“I hate it when people think that. It’s almost like mass brain-washing the way these major outlets present artists and make people feel as if they have to like them or follow them. But someone, somewhere who doesn’t even care about the music is getting paid off of that and that’s what it comes down to. But like I said, we will still be here after they’ve made their money. Hip-Hop will still be here, the culture will still be here, and we’ll still be here doing what we do. I mean, if you look at a younger artist like a Blu who’s been making some great music, it gives you confidence that the music isn’t going anywhere and that there are still artists coming up who have that creative spark. But it’s frustrating that so many people out there don’t understand that just because you don’t like what’s being played on the radio that doesn’t mean you’re not listening to new music. I mean, I don’t really talk Hip-Hop with a lot of people outside of my circle and there’s probably people at my day job who don’t even know what I do because it’s frustrating to have the same conversation over and over.”

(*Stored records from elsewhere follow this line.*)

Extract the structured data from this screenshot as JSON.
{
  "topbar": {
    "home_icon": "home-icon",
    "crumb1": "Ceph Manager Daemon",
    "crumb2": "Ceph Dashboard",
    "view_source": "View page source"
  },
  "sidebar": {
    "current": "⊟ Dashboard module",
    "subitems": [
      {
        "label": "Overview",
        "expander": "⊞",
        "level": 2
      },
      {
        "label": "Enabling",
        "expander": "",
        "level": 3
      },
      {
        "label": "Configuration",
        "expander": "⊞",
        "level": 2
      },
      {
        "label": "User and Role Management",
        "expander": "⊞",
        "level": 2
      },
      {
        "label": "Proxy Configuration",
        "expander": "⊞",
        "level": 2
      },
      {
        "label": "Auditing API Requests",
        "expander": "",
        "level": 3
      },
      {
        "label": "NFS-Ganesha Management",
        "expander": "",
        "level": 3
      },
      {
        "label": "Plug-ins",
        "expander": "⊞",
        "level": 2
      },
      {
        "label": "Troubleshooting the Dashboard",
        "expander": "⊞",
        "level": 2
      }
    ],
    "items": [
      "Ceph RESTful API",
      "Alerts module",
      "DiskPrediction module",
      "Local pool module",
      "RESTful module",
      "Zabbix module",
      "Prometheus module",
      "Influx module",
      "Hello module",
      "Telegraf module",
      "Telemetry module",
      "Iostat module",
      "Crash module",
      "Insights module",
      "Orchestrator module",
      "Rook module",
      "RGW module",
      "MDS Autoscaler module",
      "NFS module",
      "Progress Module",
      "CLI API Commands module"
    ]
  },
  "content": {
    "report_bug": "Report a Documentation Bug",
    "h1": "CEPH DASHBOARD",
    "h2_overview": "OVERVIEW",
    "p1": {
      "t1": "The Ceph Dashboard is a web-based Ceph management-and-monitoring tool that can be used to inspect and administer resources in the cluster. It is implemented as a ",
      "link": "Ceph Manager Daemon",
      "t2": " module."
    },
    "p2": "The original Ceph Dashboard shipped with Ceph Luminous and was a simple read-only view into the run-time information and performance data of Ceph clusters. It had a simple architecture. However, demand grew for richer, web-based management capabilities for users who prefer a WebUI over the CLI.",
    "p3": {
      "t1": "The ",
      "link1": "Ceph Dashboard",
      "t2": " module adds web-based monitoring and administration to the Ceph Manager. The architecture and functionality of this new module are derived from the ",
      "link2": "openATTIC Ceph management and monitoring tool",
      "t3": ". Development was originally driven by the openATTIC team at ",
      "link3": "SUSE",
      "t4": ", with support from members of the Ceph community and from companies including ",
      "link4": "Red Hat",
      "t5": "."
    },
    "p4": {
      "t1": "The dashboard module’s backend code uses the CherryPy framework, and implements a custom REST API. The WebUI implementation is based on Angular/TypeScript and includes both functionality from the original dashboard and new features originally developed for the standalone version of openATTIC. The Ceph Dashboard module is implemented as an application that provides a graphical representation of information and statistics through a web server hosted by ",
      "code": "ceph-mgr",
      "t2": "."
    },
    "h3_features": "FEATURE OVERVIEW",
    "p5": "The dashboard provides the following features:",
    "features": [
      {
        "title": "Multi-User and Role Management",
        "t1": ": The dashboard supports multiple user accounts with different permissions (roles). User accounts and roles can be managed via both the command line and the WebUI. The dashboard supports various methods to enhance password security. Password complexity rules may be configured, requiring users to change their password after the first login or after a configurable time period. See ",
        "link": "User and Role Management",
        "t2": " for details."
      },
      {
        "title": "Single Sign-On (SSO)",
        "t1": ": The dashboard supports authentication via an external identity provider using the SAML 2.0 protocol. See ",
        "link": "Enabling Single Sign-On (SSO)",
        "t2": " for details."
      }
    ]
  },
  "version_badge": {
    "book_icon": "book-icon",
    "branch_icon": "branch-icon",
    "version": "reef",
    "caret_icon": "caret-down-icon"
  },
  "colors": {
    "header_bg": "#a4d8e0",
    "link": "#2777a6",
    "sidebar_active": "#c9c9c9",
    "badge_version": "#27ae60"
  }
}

Considering your previous projects have been released via Fat Beats or on your own Red Apples 45 imprint why did you decide to go with France’s Ascetic label for the “LUV NY” album?
“They reached out to me back in January and told me they’d been following what I’d been doing and would really like to put a project out. I mean, I’ve been with Fat Beats for awhile now but I know that I’m not a really big seller compared to some of the other artists they deal with, so I was looking for a smaller situation where the label could really concentrate on the record. So it was actually good timing as the “LUV NY” project was done and I’d actually been talking to some other labels here but everything kind of felt the same, so I decided to take a chance with Ascetic in France. I looked into the label and the projects they’d put out from people like Count Bass D and Pace Won and really liked what they’d done. It’s been great being involved with Ascetic and they’ve really been on top of their game and done a lot for this project in a short space of time.”
So given the numerous artist connections you have there must be some other projects currently being put together in the Red Apples lab?
“Right now I have a seven-inch EP with A.G. and Party Arty called “Dancin’ In The Rain” which is under the “Pianos In The Projects” style. I have the album coming with O.C. called “Ray’s Cafe” plus an album that I did with A.G. and John Robinson which was great to work on as J.R. brought in some horn-players and singers, so it’s my mellow production with some really great live instruments. Then we also have a D-Flow solo album on the way. We’ve done about six songs already and we also have a few choice guestspots on there from people like A.G. and Milano so that’s something to watch out for. I’m really looking to build Red Apples into being a harmonious little label that me and A can use to help quality artists survive in an honest way in a dishonest business. It’s definitely a challenge (laughs).”
“LUV NY” is out now on Ascetic Music.
LUV NY ft. A.G. & Roc Marciano – “Egyptology” (Ascetic Music / 2012)
Diamond D-produced Mr. Magic / Roc Raida tribute from one of Uptown NYC’s nicest emcees.
Mighty Buda / Cause & Effect – “IGotDis” / “Urban Velocity” (Benchmark Music / 2011)
Back-to-back video clips from the Kurious Jorge-affiliated NY representatives.
Kurious – “High Noon” (@OfficialKurious / 2011)
Produced by DJ Puerto-Roc.
90s rap favourite Kurious on MoFlavorTV talking about his forthcoming album “II”.